A law firm is taking action to ensure the government don't trigger Article 50 without an act of parliament. Lawyer Mark Stephens claims it will be difficult to trigger.
Mishcon de Reya claims it would be illegal to trigger the Article without a full debate and vote in parliament, meaning it can't be triggered by the Prime Minister, as the outcome of the referendum is not legally binding.
Solicitor Stephens explains why he believes politicians haven't gathered a large amount of advice yet.
"The legal position is very simple and it's slightly unfortunate that politicians [who] in their business stab one another in the back, and sometimes from the front, have not resorted to getting legal advice from the government's legal advice service, or the attorney general," he told Julia Hartley-Brewer.
"You would be in breach of the law if you then triggered an Article 50 notification without repealing the European Communities Act 1972.
"The only reason [courts] will intervene is if they see inappropriate behaviour and it would be totally inappropriate for somebody to try and issue an Article 50 notice without repealing the European Communities Act."
If the decision goes to a vote, Stephens believes there is a strong chance the issue will continue for a long period of time.
"There are about 140 Brexiteers in parliament out of about 600 MPs, so they don't really have the numbers to get through a repeal of the European Communities Act. If that is the predicate to a trigger of Article 50, then they won't be able to do it if people stand firm on their principle.
"I suspect that the realpolitic of this situation is there are a significant number who will not change their vote, they will want to remain.
"I can see this whole issue dribbling past another election, and if it does go past another election we will be in a position where political parties will be standing on a mandate of not repealing the European Communities Act, and if they do that, they will be able to say if they're elected, that they have an alternative."
Britain does not have a codified constitution, but many claim it has an unwritten one within acts of parliament. The lawyer calls for one to be created.
"You can't start changing the rules just because you don’t like the result. The problem is referendums are only advisory to parliament.

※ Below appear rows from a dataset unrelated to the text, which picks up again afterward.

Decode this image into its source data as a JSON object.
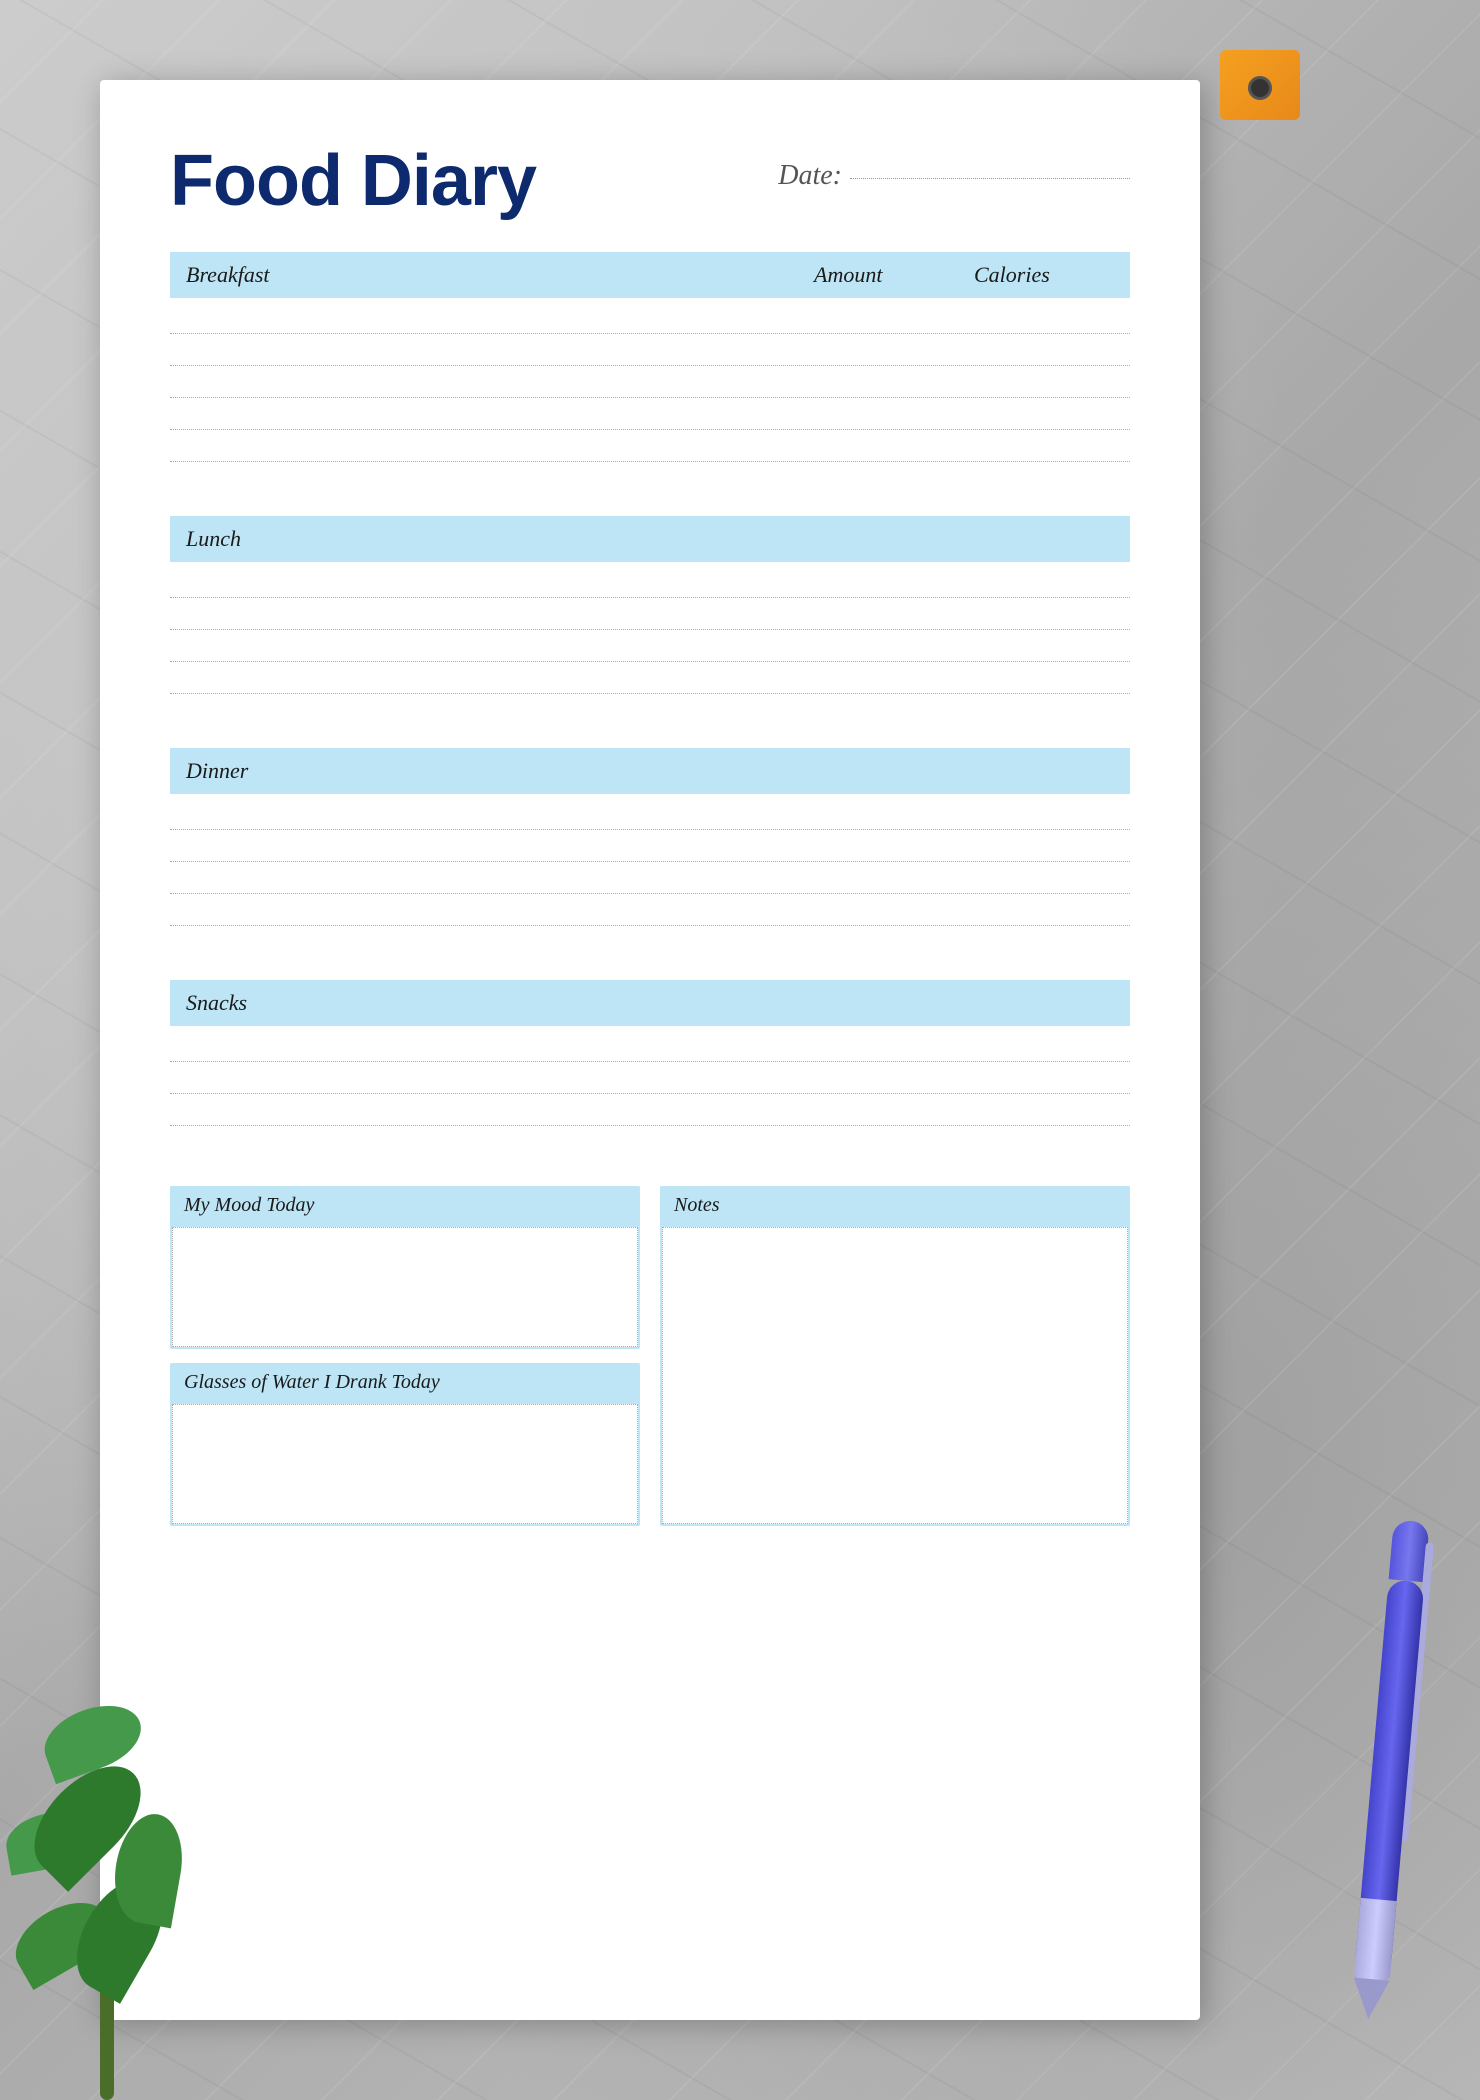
{
  "page": {
    "title": "Food Diary",
    "date_label": "Date:",
    "background_color": "#c8c8c8"
  },
  "sections": {
    "breakfast": {
      "label": "Breakfast",
      "amount_col": "Amount",
      "calories_col": "Calories",
      "rows": 6
    },
    "lunch": {
      "label": "Lunch",
      "rows": 5
    },
    "dinner": {
      "label": "Dinner",
      "rows": 5
    },
    "snacks": {
      "label": "Snacks",
      "rows": 4
    }
  },
  "bottom": {
    "mood_label": "My Mood Today",
    "water_label": "Glasses of Water I Drank Today",
    "notes_label": "Notes"
  },
  "colors": {
    "title": "#0d2a6e",
    "section_bg": "#bde5f5",
    "paper_bg": "#ffffff"
  }
}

"Why the mother country doesn't have one frankly beggars belief. It's much better that we have legal clarity of a constitution and we know exactly what the arrangements are for changing it."